By Scott Billeck – @scottbilleck
It is an issue that has no preferences. Today is Bell Let’s Talk Day, promoting awareness of mental health issues that affect everyone, in pro sports and with your hometown Winnipeg Jets.
It’s not an easy subject to talk about by any means, but the tragedies that have struck the National Hockey League in recent years have driven the issue to the forefront of the culture that encompasses the game.
“I think it is extremely important to bring awareness to mental health,” said Mark Stuart. “It is an issue that has a stigma attached to it and doesn’t get talked about a lot. It is unfortunate that we have experienced some hardships in the past.”
Those hardships include forever-Winnipeg Jet Rick Rypien, who will be honoured tonight as each Jets player will wear his No. 11 jersey during warmups.
“It doesn’t matter who you are, what kind of family you come from, what kind of personality you have – anyone can be affected by mental health issues,” stated Stuart. “If you look at a guy like Rick, a hard-nosed guy that everything I heard about him, I know I would have really enjoyed playing with him. (He) was a guy who came to work every day and worked hard and was a tough, tough guy.
“So anybody, it doesn’t matter who you are, can be affected by these issues. So we have to be comfortable talking about them.”
It’s not the first day hockey has devoted to mental health and will surely not be the last. Stuart says that the subject has lost a lot of the awkwardness attached to it over the past four years.
“I think the NHL and the NHLPA have done a great job of putting avenues in place for players to speak to people,” said Stuart. “You don’t have to make it known to your teammates if you don’t want to, there are plenty of options out there.”
Winnipeg Jets head coach Paul Maurice said that his daughter attended a function for Daron Richardson, the 14-year-old girl who tragically took her life back in 2010. Daron is the daughter of former NHLer and current AHL head coach Luke Richardson.

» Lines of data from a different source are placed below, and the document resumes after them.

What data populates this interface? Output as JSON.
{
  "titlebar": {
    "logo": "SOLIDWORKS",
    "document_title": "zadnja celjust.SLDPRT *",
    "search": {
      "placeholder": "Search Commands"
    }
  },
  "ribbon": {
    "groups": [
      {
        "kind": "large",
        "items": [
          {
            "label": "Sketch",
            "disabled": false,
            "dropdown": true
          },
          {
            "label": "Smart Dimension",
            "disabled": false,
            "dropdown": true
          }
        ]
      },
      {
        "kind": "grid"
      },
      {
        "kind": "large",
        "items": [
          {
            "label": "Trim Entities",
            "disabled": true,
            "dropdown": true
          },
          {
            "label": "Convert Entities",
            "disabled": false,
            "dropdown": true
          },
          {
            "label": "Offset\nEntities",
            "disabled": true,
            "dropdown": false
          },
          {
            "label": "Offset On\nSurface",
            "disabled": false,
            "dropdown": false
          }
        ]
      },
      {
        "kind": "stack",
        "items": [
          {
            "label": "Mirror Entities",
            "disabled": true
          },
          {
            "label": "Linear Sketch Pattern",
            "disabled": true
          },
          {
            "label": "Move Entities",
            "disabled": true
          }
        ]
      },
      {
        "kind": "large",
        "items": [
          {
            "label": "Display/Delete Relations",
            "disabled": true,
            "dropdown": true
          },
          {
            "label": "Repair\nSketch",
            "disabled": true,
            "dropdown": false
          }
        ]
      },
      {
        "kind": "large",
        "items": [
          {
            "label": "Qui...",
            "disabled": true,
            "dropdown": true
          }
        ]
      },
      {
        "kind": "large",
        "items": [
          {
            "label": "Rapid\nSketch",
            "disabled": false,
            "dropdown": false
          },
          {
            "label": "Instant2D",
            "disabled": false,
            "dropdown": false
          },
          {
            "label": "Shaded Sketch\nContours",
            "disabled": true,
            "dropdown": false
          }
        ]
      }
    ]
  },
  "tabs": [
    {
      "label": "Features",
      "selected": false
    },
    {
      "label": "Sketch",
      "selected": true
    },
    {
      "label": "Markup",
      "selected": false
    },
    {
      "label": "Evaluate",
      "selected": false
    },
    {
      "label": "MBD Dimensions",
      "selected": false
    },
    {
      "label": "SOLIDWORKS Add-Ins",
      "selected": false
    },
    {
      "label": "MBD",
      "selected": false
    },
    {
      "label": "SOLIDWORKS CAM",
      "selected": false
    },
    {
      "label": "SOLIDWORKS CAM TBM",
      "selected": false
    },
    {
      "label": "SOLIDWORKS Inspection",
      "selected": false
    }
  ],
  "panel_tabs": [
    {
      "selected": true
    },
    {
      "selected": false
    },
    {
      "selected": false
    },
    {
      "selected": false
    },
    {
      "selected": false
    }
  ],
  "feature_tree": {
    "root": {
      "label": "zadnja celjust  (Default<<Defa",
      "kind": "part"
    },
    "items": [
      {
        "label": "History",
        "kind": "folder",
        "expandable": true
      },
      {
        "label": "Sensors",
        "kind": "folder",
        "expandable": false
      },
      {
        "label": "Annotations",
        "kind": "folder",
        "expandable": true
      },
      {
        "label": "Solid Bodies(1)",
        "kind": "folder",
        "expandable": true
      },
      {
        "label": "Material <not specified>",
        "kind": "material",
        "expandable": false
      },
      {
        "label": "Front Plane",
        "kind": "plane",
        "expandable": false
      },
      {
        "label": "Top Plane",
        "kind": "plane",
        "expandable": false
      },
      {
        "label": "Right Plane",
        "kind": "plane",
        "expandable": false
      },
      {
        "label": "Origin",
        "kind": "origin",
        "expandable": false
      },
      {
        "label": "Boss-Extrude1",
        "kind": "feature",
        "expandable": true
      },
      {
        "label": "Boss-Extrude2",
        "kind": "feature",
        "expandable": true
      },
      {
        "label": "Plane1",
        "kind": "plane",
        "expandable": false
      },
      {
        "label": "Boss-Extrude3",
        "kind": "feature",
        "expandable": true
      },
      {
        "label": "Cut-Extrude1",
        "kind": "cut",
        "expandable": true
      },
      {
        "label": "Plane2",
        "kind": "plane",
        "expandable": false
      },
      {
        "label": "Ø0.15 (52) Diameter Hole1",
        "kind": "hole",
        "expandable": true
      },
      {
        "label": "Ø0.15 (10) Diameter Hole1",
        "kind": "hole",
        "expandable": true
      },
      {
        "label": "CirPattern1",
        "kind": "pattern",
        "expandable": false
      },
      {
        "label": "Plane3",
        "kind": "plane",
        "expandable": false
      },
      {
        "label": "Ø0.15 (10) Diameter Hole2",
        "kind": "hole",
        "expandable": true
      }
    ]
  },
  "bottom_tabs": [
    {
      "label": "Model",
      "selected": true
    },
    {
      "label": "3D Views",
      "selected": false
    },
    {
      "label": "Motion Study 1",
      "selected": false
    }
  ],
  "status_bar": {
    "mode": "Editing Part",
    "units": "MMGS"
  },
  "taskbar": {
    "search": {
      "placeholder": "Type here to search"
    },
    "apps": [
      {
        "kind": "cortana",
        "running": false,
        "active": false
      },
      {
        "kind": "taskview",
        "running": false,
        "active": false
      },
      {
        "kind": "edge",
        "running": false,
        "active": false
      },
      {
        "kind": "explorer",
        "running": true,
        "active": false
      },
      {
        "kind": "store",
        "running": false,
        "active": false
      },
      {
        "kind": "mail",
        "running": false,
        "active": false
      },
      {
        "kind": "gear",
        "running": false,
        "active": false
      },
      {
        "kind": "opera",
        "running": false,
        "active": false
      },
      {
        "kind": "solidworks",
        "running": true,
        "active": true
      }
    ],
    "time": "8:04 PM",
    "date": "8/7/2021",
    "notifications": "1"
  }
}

“I think that anytime in pro sports, certainly hockey — male-dominated, masculine, macho sports — can reach out to areas in everyone’s lives, normal every day people, professional athletes and show that it is not a weakness, it’s a awareness of the frailties of all people,” said Maurice.
With the statistic that one-in-five people will experience a mental health issue in their lifetime, Maurice made it known that NHL players are regular human beings as well and experience no immunity to the illness.

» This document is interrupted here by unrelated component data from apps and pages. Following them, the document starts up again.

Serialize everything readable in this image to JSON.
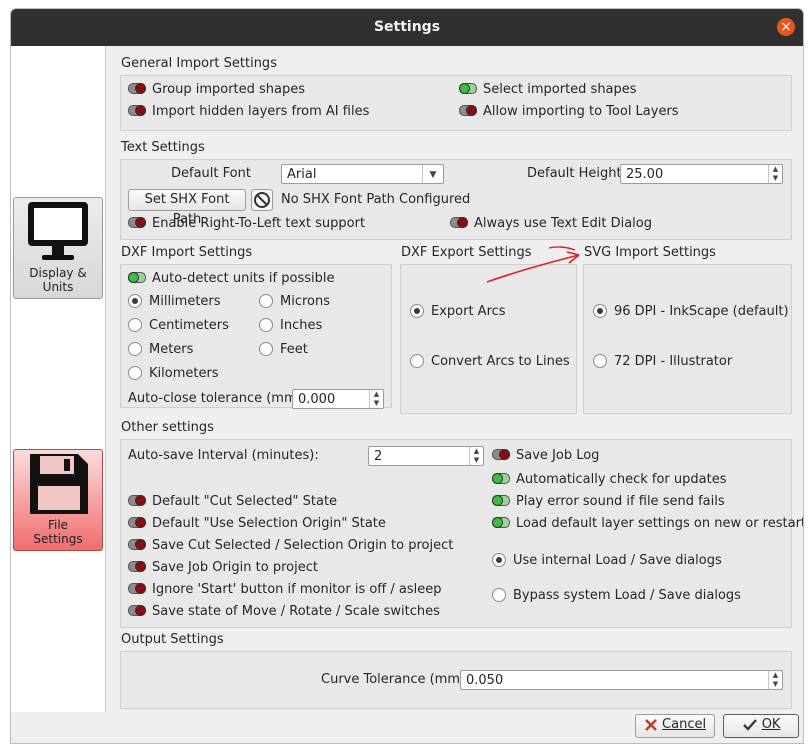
{
  "window": {
    "title": "Settings"
  },
  "sidebar": {
    "items": [
      {
        "label": "Display &\nUnits",
        "icon": "monitor-icon",
        "active": false
      },
      {
        "label": "File\nSettings",
        "icon": "floppy-disk-icon",
        "active": true
      }
    ]
  },
  "general": {
    "title": "General Import Settings",
    "group_shapes": "Group imported shapes",
    "select_shapes": "Select imported shapes",
    "import_hidden": "Import hidden layers from AI files",
    "tool_layers": "Allow importing to Tool Layers"
  },
  "text": {
    "title": "Text Settings",
    "default_font_label": "Default Font",
    "default_font_value": "Arial",
    "default_height_label": "Default Height",
    "default_height_value": "25.00",
    "shx_button": "Set SHX Font Path",
    "shx_status": "No SHX Font Path Configured",
    "rtl": "Enable Right-To-Left text support",
    "always_edit": "Always use Text Edit Dialog"
  },
  "dxf_import": {
    "title": "DXF Import Settings",
    "auto_detect": "Auto-detect units if possible",
    "millimeters": "Millimeters",
    "microns": "Microns",
    "centimeters": "Centimeters",
    "inches": "Inches",
    "meters": "Meters",
    "feet": "Feet",
    "kilometers": "Kilometers",
    "tolerance_label": "Auto-close tolerance (mm)",
    "tolerance_value": "0.000"
  },
  "dxf_export": {
    "title": "DXF Export Settings",
    "export_arcs": "Export Arcs",
    "convert_arcs": "Convert Arcs to Lines"
  },
  "svg_import": {
    "title": "SVG Import Settings",
    "dpi96": "96 DPI - InkScape (default)",
    "dpi72": "72 DPI - Illustrator"
  },
  "other": {
    "title": "Other settings",
    "autosave_label": "Auto-save Interval (minutes):",
    "autosave_value": "2",
    "save_job_log": "Save Job Log",
    "auto_check": "Automatically check for updates",
    "play_error": "Play error sound if file send fails",
    "load_default": "Load default layer settings on new or restart",
    "cut_selected": "Default \"Cut Selected\" State",
    "use_origin": "Default \"Use Selection Origin\" State",
    "save_cut": "Save Cut Selected / Selection Origin to project",
    "save_origin": "Save Job Origin to project",
    "ignore_start": "Ignore 'Start' button if monitor is off / asleep",
    "save_state": "Save state of Move / Rotate / Scale switches",
    "internal_dialogs": "Use internal Load / Save dialogs",
    "bypass_dialogs": "Bypass system Load / Save dialogs"
  },
  "output": {
    "title": "Output Settings",
    "curve_label": "Curve Tolerance (mm)",
    "curve_value": "0.050"
  },
  "footer": {
    "cancel": "Cancel",
    "ok": "OK"
  },
  "colors": {
    "titlebar": "#303030",
    "close": "#e95420",
    "toggle_on": "#3cbf3c",
    "toggle_off": "#8b0e0e",
    "annotation": "#e02020"
  }
}
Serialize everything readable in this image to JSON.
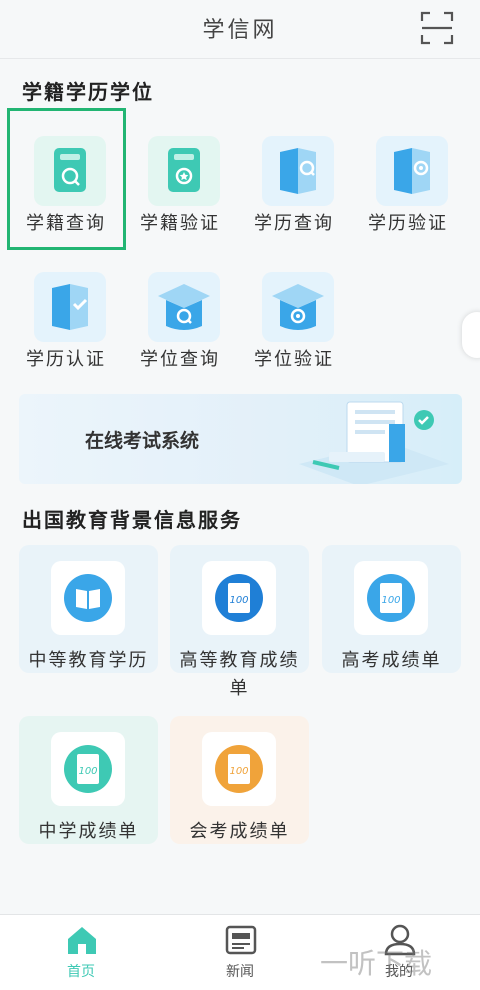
{
  "header": {
    "title": "学信网",
    "scan_icon": "scan-icon"
  },
  "section1": {
    "title": "学籍学历学位",
    "items": [
      {
        "label": "学籍查询",
        "icon": "student-status-query-icon"
      },
      {
        "label": "学籍验证",
        "icon": "student-status-verify-icon"
      },
      {
        "label": "学历查询",
        "icon": "education-query-icon"
      },
      {
        "label": "学历验证",
        "icon": "education-verify-icon"
      },
      {
        "label": "学历认证",
        "icon": "education-cert-icon"
      },
      {
        "label": "学位查询",
        "icon": "degree-query-icon"
      },
      {
        "label": "学位验证",
        "icon": "degree-verify-icon"
      }
    ]
  },
  "banner": {
    "text": "在线考试系统"
  },
  "section2": {
    "title": "出国教育背景信息服务",
    "cards": [
      {
        "label": "中等教育学历"
      },
      {
        "label": "高等教育成绩单"
      },
      {
        "label": "高考成绩单"
      },
      {
        "label": "中学成绩单"
      },
      {
        "label": "会考成绩单"
      }
    ]
  },
  "bottom_nav": [
    {
      "label": "首页",
      "icon": "home-icon",
      "active": true
    },
    {
      "label": "新闻",
      "icon": "news-icon"
    },
    {
      "label": "我的",
      "icon": "user-icon"
    }
  ],
  "watermark": "一听下载",
  "colors": {
    "accent": "#22b573",
    "teal": "#3ec9b4",
    "blue": "#3aa6e8",
    "orange": "#f0a33a"
  }
}
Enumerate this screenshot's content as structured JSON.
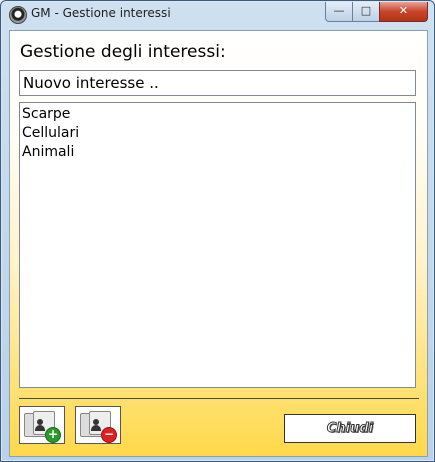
{
  "window": {
    "title": "GM - Gestione interessi",
    "controls": {
      "minimize": "—",
      "maximize": "□",
      "close": "✕"
    }
  },
  "main": {
    "heading": "Gestione degli interessi:",
    "input_value": "Nuovo interesse ..",
    "interests": [
      "Scarpe",
      "Cellulari",
      "Animali"
    ]
  },
  "footer": {
    "add_icon": "add-interest-icon",
    "remove_icon": "remove-interest-icon",
    "close_label": "Chiudi"
  },
  "colors": {
    "titlebar": "#b9d1ea",
    "client_gradient_top": "#ffffff",
    "client_gradient_bottom": "#ffd94a",
    "add_badge": "#2a9a2a",
    "remove_badge": "#e02020"
  }
}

“It is in our sport, our sport is made of human beings, and when they see someone who’s played professional sports — especially the physical roll players — when they open up and talk about that it makes it okay, especially for young people.
“When they can say that this is something that needs to be looked at and you can ask for help and it doesn’t mean you are weak – it means you have the strength to ask for help. I think that is a great role and one of the fine things, one of the important things you do in pro sports.”
If you are someone struggling with depression, please take a moment to read my story. Don’t hesitate to ask for help.
You are not alone.